Problem requirements =>
If a line of the records contains the word "start", list it.

Material provided =>
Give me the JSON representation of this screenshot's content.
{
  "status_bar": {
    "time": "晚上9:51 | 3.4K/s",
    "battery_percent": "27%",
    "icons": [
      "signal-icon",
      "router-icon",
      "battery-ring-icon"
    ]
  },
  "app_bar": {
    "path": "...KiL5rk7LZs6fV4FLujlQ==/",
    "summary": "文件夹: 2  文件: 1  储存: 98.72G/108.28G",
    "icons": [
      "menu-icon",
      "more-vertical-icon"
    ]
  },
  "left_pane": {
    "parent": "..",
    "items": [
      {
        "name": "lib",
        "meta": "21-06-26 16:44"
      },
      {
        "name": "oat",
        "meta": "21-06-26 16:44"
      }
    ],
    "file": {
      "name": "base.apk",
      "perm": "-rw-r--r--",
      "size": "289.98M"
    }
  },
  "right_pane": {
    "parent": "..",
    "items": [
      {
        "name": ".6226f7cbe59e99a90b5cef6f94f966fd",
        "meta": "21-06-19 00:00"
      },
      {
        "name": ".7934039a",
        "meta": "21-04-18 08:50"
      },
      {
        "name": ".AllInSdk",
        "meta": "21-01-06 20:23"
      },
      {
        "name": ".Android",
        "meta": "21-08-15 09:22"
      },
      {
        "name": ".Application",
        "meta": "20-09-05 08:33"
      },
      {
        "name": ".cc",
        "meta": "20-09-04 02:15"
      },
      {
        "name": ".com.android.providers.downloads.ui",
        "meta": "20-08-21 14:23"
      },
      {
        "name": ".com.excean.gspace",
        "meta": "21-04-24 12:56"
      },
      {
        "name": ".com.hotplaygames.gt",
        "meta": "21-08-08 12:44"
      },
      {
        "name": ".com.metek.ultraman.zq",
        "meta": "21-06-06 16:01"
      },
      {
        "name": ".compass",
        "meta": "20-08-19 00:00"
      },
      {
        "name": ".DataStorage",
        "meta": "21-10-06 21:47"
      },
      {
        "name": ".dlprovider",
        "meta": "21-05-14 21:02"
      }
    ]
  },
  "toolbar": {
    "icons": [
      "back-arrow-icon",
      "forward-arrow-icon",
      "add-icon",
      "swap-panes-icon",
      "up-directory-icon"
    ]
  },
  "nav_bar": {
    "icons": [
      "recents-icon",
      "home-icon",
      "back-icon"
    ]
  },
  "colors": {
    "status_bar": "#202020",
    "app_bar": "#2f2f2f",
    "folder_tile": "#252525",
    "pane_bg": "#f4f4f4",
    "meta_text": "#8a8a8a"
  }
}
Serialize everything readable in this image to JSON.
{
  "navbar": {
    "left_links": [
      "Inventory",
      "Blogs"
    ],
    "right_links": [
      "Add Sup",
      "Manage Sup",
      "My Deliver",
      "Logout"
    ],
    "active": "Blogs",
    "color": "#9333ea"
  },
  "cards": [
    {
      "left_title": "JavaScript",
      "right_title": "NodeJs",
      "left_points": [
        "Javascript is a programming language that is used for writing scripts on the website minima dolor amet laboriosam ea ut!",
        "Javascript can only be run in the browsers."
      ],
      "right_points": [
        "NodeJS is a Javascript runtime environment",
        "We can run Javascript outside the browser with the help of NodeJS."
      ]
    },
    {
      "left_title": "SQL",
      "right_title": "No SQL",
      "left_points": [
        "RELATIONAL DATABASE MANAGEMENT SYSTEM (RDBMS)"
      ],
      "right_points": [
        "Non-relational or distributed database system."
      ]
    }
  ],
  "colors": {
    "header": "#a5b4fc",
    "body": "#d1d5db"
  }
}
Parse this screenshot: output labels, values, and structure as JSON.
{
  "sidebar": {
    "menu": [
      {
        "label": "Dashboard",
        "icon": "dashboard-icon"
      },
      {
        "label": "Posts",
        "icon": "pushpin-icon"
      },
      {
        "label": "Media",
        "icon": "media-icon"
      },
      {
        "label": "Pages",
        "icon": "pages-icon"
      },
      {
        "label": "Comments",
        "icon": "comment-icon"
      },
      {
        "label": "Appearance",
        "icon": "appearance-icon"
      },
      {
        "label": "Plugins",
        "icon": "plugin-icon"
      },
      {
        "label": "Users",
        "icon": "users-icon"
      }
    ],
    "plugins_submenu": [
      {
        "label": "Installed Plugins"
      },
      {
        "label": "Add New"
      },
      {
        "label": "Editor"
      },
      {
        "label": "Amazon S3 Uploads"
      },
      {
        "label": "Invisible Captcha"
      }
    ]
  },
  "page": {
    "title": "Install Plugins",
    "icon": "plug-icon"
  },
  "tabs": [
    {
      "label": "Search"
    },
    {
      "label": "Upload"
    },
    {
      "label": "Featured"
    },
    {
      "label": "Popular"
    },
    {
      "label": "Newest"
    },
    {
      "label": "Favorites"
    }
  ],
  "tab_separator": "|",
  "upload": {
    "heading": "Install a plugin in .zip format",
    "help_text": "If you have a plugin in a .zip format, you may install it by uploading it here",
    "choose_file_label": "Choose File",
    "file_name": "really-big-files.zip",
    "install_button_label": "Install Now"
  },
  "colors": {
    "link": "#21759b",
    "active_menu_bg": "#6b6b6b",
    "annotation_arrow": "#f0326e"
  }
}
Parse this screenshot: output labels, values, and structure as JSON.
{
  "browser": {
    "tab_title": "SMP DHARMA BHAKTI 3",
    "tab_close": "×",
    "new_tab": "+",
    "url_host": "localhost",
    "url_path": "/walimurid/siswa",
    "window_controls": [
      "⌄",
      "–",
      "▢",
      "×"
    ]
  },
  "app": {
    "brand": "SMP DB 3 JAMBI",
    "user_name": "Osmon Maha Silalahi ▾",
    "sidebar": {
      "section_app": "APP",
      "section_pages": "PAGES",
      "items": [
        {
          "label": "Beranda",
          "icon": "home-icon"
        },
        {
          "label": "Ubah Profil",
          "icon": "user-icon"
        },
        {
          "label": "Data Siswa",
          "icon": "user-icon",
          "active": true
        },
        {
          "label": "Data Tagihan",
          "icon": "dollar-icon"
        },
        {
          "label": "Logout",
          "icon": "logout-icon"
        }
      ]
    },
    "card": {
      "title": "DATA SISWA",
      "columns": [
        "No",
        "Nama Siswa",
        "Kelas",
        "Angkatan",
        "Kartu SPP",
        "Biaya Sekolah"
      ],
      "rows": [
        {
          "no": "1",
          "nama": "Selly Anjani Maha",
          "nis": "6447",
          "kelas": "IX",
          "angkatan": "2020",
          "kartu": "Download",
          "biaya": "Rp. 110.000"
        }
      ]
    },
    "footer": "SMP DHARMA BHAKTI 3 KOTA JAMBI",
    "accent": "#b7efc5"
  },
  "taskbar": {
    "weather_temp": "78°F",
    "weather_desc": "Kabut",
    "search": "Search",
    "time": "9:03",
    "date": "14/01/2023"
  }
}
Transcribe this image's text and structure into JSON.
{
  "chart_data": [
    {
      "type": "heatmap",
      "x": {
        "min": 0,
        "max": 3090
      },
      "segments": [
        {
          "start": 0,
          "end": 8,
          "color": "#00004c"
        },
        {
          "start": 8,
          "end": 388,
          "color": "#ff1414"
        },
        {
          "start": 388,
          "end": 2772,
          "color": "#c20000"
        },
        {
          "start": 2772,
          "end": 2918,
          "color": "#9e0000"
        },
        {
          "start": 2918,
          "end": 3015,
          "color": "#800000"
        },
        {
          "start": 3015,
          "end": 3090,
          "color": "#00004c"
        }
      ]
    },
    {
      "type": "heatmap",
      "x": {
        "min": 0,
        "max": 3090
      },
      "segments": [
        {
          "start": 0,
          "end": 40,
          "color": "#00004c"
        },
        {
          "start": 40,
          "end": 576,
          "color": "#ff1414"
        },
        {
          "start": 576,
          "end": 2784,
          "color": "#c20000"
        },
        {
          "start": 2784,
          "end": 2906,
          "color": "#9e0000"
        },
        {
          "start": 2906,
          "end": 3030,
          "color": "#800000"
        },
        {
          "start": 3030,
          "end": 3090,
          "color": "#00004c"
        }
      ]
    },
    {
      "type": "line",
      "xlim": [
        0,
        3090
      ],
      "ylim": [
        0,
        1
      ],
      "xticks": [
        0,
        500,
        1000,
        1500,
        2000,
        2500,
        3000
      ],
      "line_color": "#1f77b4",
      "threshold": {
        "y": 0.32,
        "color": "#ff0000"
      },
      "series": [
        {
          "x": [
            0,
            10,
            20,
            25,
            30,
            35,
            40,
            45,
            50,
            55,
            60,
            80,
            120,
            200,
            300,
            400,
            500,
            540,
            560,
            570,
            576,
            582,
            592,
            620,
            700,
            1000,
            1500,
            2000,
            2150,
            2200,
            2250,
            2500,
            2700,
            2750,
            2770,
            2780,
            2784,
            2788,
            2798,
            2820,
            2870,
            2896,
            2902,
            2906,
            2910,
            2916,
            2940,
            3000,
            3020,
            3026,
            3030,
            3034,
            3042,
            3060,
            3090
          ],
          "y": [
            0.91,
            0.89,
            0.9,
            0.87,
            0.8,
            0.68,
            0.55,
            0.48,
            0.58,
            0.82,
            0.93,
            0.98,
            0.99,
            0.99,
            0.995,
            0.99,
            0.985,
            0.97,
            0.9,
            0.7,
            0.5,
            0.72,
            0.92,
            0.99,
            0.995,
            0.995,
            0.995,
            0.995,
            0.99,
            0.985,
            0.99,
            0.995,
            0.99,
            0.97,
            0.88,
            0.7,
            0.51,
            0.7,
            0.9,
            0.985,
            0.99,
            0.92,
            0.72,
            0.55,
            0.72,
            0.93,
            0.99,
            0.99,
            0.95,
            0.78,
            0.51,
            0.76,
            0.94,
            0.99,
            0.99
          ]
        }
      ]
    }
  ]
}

Result of this task =>
          "start": 0,
          "start": 8,
          "start": 388,
          "start": 2772,
          "start": 2918,
          "start": 3015,
          "start": 0,
          "start": 40,
          "start": 576,
          "start": 2784,
          "start": 2906,
          "start": 3030,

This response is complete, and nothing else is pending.